Data for analysis -
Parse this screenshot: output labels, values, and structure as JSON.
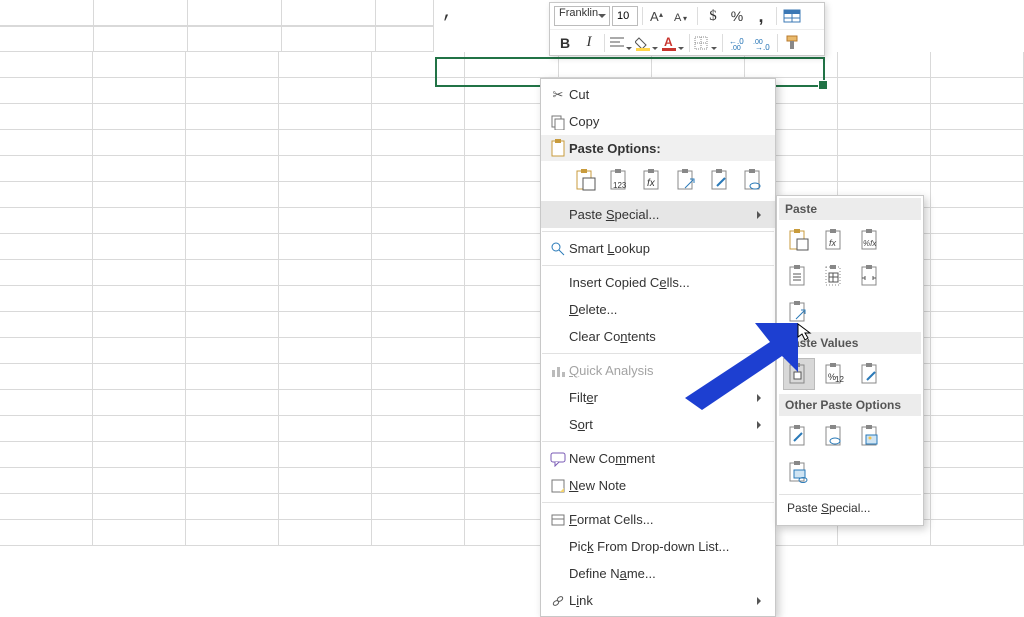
{
  "active_cell_value": ",",
  "mini_toolbar": {
    "font_name": "Franklin",
    "font_size": "10",
    "bold": "B",
    "italic": "I"
  },
  "context_menu": {
    "cut": "Cut",
    "copy": "Copy",
    "paste_options": "Paste Options:",
    "paste_special": "Paste Special...",
    "smart_lookup": "Smart Lookup",
    "insert_copied": "Insert Copied Cells...",
    "delete": "Delete...",
    "clear": "Clear Contents",
    "quick_analysis": "Quick Analysis",
    "filter": "Filter",
    "sort": "Sort",
    "new_comment": "New Comment",
    "new_note": "New Note",
    "format_cells": "Format Cells...",
    "pick_list": "Pick From Drop-down List...",
    "define_name": "Define Name...",
    "link": "Link"
  },
  "submenu": {
    "paste": "Paste",
    "paste_values": "Paste Values",
    "other": "Other Paste Options",
    "paste_special": "Paste Special..."
  }
}
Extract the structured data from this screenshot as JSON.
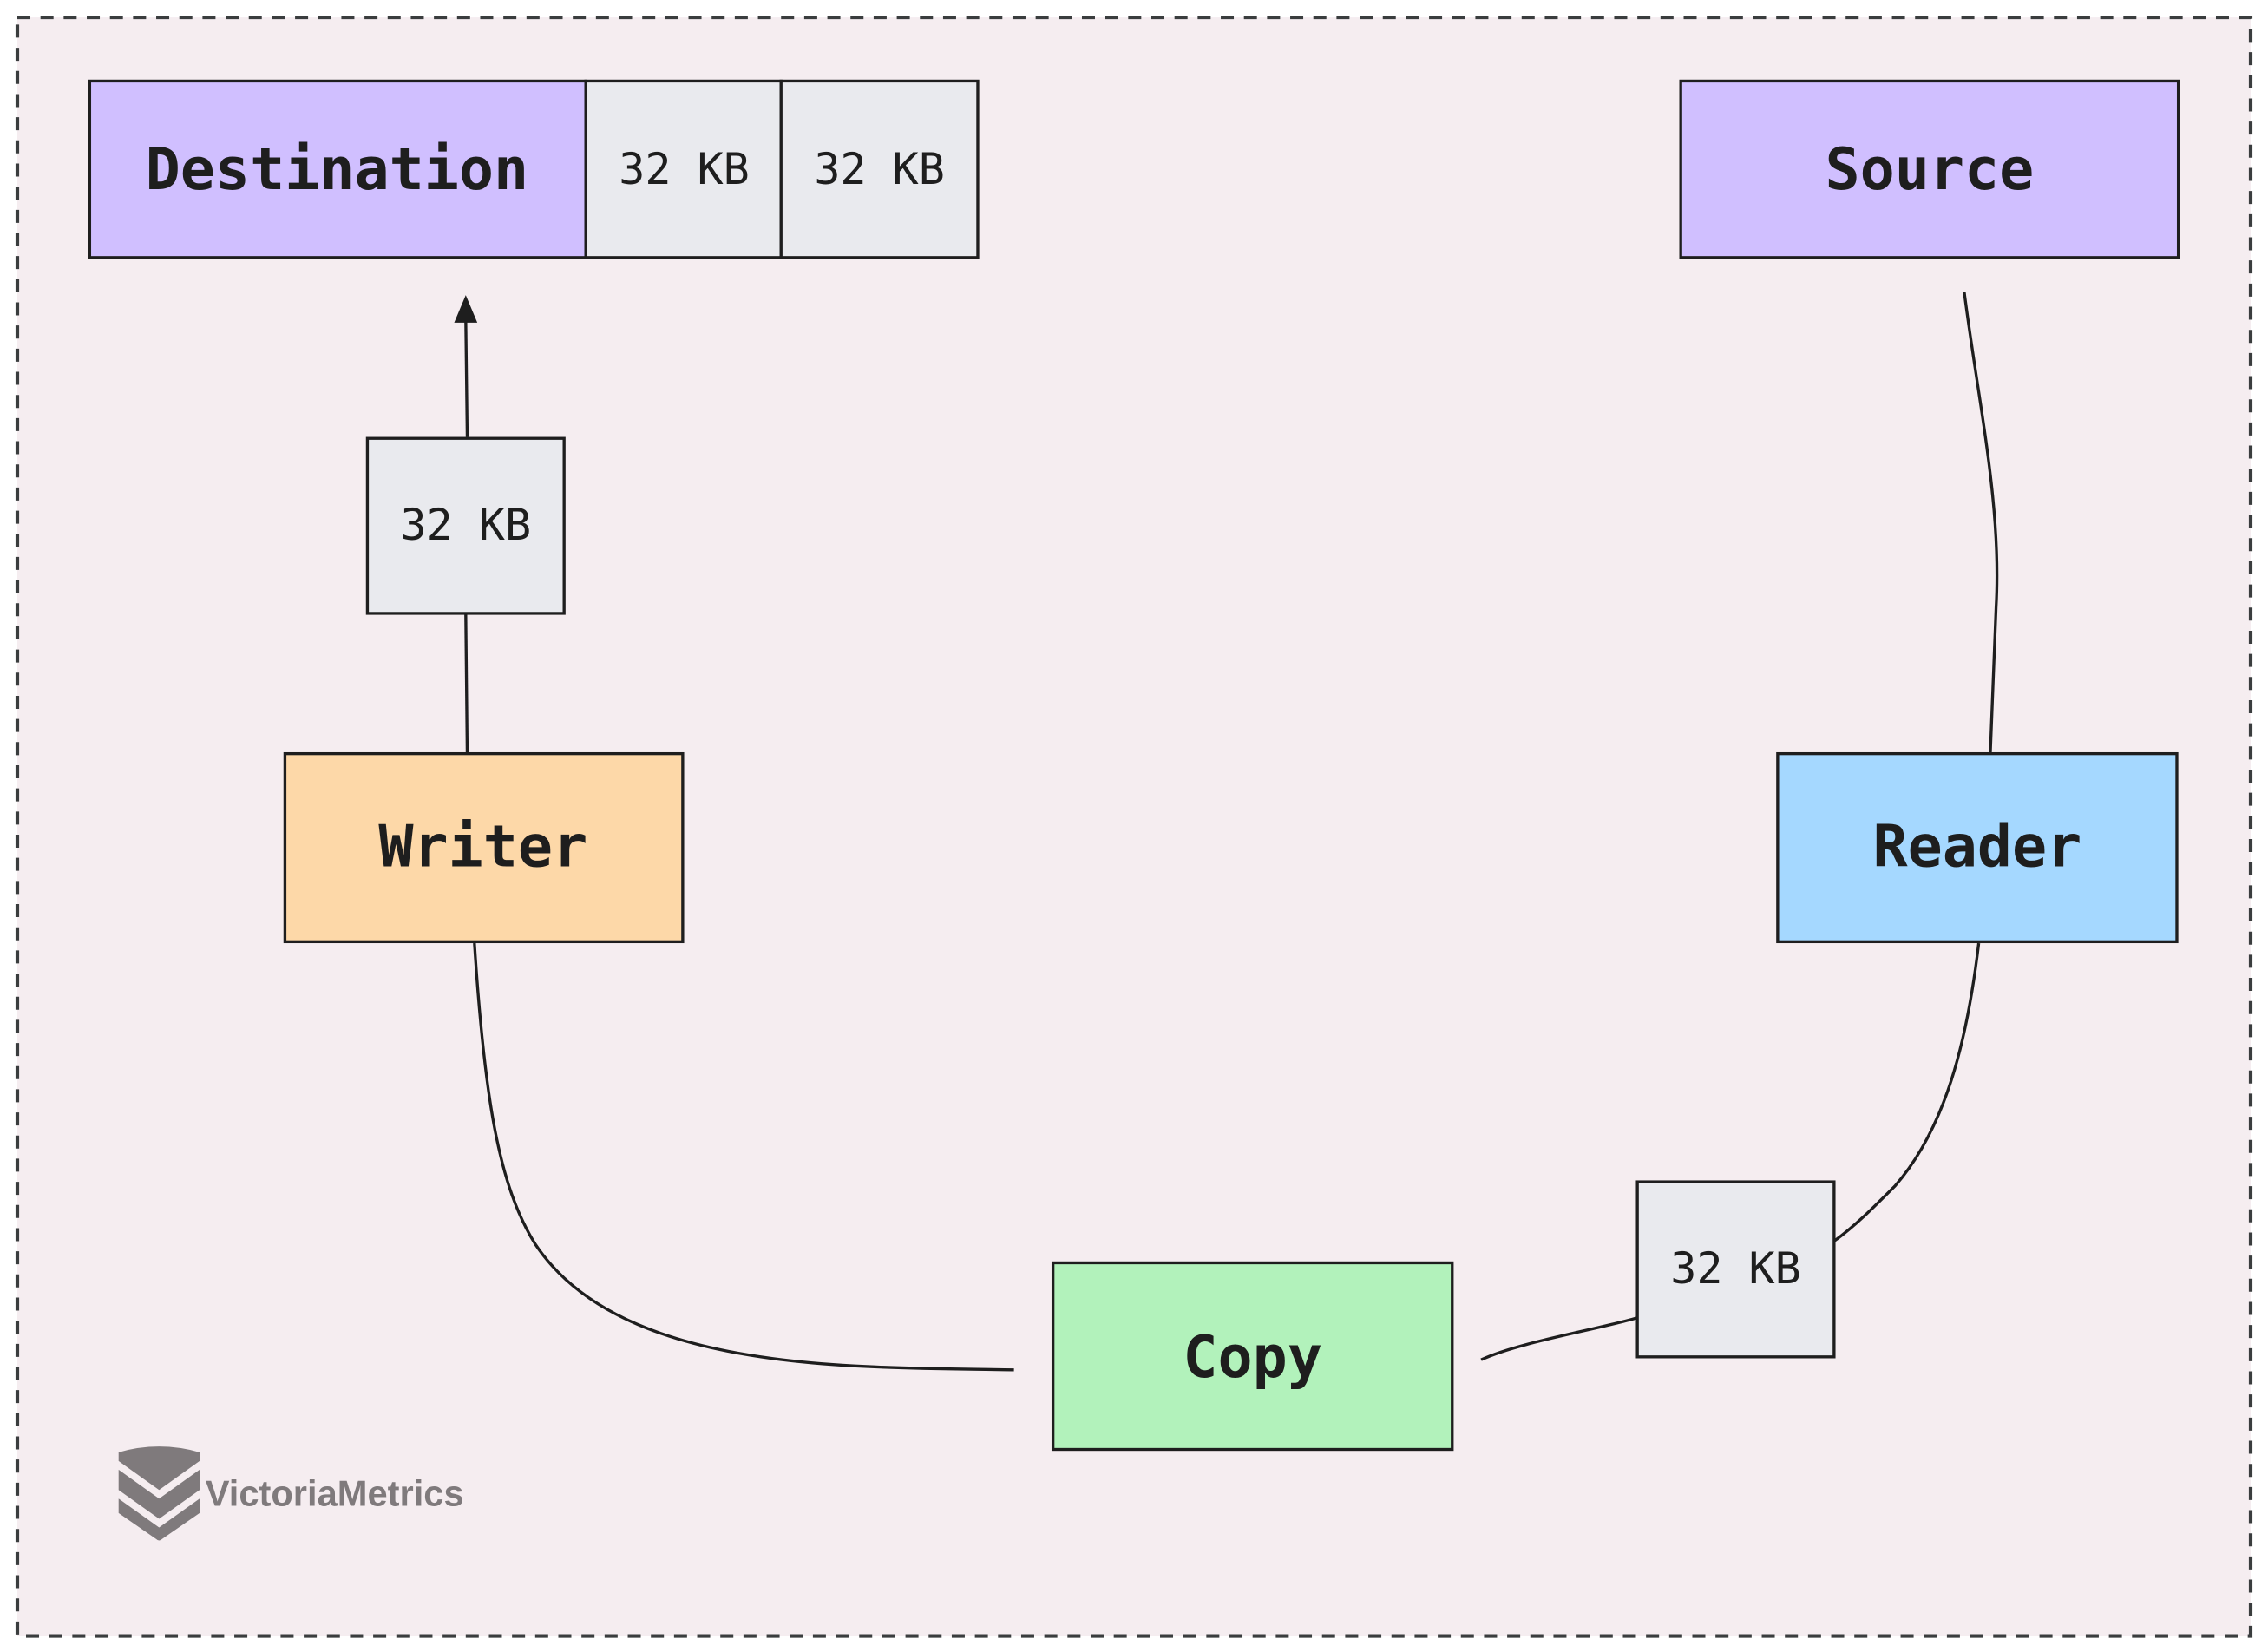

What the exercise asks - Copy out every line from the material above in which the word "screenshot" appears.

Your solution -
Parse this screenshot: output labels, values, and structure as JSON.
Extract the structured data from this screenshot as JSON.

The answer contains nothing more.